- [Assignment] Only the number is wanted: tally the lines below that contain the word "requests".

- [Material for the task]
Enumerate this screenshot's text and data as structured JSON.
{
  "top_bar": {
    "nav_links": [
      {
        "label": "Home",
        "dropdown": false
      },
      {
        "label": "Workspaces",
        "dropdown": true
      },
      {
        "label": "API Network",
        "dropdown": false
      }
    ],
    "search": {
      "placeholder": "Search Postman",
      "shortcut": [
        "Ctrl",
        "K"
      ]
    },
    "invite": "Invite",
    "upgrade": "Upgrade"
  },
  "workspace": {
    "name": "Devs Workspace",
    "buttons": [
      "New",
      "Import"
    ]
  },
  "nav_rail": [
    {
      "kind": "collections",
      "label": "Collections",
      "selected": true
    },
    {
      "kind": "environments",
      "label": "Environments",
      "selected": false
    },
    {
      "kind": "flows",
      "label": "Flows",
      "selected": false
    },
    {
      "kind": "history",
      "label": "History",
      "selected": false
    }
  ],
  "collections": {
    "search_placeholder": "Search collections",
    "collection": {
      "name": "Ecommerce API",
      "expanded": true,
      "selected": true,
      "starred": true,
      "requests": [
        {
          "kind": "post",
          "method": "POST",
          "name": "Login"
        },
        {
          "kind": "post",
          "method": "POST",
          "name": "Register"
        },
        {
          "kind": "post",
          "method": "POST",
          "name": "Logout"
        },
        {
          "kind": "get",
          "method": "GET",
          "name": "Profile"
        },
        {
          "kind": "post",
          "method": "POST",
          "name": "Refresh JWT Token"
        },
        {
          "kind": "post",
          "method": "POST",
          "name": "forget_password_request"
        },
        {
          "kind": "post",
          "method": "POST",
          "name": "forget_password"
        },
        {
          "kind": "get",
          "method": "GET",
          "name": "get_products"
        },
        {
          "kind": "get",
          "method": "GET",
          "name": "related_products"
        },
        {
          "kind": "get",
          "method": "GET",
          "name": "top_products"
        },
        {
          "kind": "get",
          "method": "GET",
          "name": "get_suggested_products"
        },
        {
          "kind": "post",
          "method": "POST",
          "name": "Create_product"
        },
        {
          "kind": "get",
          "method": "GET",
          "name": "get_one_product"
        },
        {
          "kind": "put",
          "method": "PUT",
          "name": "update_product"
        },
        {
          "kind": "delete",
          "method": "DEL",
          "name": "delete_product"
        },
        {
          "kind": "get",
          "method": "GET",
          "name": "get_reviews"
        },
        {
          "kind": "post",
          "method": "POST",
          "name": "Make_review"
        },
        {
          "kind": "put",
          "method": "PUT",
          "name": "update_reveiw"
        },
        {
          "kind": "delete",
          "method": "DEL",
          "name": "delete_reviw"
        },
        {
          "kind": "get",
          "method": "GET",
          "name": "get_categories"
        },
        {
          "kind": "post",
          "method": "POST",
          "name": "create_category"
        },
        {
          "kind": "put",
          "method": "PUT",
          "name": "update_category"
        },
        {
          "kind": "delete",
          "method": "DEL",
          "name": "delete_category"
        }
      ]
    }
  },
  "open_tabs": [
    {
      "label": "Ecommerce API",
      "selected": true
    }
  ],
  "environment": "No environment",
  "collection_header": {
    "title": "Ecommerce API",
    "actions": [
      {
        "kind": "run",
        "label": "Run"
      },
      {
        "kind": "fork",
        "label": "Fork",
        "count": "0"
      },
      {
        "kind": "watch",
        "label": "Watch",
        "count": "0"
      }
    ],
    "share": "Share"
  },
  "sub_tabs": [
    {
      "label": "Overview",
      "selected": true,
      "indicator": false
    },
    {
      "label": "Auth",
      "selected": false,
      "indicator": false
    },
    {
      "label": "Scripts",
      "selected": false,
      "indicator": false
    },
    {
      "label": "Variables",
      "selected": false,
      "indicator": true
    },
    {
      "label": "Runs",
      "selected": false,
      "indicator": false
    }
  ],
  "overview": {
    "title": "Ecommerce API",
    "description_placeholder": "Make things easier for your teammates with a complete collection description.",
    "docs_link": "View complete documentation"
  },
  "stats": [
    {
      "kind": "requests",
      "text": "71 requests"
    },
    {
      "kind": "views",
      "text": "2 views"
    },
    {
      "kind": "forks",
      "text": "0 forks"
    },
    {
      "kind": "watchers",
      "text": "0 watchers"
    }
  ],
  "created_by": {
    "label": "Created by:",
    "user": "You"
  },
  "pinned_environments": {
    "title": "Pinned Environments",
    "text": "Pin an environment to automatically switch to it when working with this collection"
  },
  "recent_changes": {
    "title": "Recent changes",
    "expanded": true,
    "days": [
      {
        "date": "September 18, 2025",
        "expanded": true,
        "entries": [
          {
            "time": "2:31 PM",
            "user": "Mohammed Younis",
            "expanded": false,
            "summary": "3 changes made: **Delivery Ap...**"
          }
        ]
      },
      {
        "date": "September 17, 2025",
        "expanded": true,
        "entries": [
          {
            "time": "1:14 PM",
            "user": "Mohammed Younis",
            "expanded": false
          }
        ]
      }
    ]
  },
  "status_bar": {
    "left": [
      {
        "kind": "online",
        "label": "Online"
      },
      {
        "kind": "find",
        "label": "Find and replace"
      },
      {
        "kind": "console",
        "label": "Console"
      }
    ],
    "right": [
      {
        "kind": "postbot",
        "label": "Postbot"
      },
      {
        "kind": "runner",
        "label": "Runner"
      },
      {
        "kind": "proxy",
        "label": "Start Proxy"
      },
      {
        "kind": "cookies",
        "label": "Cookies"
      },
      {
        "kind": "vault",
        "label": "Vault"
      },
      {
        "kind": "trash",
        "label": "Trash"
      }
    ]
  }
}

- [Your solution] 3